London will remain the most important European market for data, according to a report from data centre giant Equinix – even with Brexit looming and Frankfurt catching up.
The firm yesterday published its second annual Global Interconnection Index, which measures global traffic exchange, interconnection, or direct and private traffic exchange between businesses.
The report predicted that bandwidth for this purpose would grow to 8,200Tbps by 2021 – the equivalent of 33 zettabytes of data exchange a year and 10 times more than the projected capacity of internet traffic.
It concluded that London would be crucial for the European part of this market, finding that 35 per cent of private data exchange growth in the region came from the city.
Although Germany's Frankfurt is tipped for faster growth – at 58 per cent compound annual growth rate compared with London's 52 per cent – the English capital has twice the capacity.
A separate survey of 130 IT decision-makers found that the UK is still seen in a favourable light, despite the nation's impending exit from the European Union.
Some 64 per cent of respondents said that the UK's data centre industry makes it the best place in Europe to work with partners, customers, supply chain and cloud service providers.
Of course, the highly unpredictable nature of the Brexit negotiations and the fact firms in many industries are still issuing warnings about the long-term effects mean it's probably worth taking this report under advisement.
A further concern will be the future arrangements for data flows from the EU into the UK. At the moment, the UK is hoping Eurocrats will grant it an adequacy decision – but the assessment won't begin until it has left the bloc and speculation is rife about the impact state surveillance laws will have on the decision.
Equinix's main report said growth in interconnection bandwidth in Europe had been catalysed by data compliance requirements.

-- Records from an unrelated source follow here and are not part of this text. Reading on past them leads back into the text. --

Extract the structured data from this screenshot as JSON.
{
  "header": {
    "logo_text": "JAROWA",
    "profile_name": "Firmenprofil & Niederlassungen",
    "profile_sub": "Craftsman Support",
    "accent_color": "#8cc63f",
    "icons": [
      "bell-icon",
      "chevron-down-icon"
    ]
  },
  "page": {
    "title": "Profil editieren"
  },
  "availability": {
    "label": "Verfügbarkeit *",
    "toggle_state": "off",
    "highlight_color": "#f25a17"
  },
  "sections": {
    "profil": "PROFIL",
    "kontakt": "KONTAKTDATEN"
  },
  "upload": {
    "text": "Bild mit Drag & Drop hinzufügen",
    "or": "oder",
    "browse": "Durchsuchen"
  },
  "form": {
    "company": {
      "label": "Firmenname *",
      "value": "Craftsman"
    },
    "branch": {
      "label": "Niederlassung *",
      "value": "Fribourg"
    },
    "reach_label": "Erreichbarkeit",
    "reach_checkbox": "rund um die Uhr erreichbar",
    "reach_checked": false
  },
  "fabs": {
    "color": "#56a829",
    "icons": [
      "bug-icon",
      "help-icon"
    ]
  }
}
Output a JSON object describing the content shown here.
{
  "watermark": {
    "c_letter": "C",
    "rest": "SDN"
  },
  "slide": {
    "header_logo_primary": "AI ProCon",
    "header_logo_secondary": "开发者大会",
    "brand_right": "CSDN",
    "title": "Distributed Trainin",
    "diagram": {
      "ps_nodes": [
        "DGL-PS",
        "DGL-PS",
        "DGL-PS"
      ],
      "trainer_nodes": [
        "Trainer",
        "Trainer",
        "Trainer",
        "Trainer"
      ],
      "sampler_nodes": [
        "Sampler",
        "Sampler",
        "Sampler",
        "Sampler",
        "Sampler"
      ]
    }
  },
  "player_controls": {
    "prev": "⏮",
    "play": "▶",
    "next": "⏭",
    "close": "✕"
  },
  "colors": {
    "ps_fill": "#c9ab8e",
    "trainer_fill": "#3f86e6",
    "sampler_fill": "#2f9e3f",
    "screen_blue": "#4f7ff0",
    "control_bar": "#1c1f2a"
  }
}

The region is expected to grow 48 per cent each year, it said.
However, the report said this would only make up just over a fifth of global bandwidth – the US is expected to contribute 40 per cent, while Asia Pacific will contribute 27 per cent.
The report put the predicted increase in interconnection down to firms shifting from using the public internet to private data exchange in a bid to mitigate cybersecurity risks and support the growing need for real-time interactions.

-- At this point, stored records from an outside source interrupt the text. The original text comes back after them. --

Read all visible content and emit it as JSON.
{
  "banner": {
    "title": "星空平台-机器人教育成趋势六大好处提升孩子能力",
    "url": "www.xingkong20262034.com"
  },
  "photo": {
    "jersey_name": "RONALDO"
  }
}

Most of the growth in interconnection is expected to come from enterprises and cloud and IT providers, at a rate of 98 per cent each year to 2021.

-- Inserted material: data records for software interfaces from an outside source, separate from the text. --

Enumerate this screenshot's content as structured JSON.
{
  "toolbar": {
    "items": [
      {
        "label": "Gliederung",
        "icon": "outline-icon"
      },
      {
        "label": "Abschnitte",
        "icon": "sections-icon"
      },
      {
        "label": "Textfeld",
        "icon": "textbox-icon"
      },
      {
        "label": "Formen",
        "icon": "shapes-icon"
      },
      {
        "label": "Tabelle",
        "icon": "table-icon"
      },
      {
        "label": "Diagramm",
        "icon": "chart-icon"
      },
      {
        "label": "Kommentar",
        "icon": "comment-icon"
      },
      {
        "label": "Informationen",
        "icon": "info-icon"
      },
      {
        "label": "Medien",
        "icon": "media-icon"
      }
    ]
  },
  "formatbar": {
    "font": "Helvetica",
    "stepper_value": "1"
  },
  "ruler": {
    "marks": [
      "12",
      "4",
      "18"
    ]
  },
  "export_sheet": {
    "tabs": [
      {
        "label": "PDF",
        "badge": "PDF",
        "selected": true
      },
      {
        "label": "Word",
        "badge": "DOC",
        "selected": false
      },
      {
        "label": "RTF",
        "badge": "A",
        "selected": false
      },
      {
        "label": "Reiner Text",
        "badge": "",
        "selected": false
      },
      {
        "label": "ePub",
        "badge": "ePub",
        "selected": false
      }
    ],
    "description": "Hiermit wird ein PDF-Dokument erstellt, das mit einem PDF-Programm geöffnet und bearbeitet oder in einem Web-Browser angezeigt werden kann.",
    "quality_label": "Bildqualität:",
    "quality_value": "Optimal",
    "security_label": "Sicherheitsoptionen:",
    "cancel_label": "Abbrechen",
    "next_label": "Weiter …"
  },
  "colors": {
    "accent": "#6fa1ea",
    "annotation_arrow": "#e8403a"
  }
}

The telecommunications industry has the greatest provisioned capacity to exchange traffic at 1,756Tbps, with cloud and IT services coming second at 1,382Tbps. At the other end of the spectrum are government and education (61Tbps) and healthcare and life sciences (169Tbps).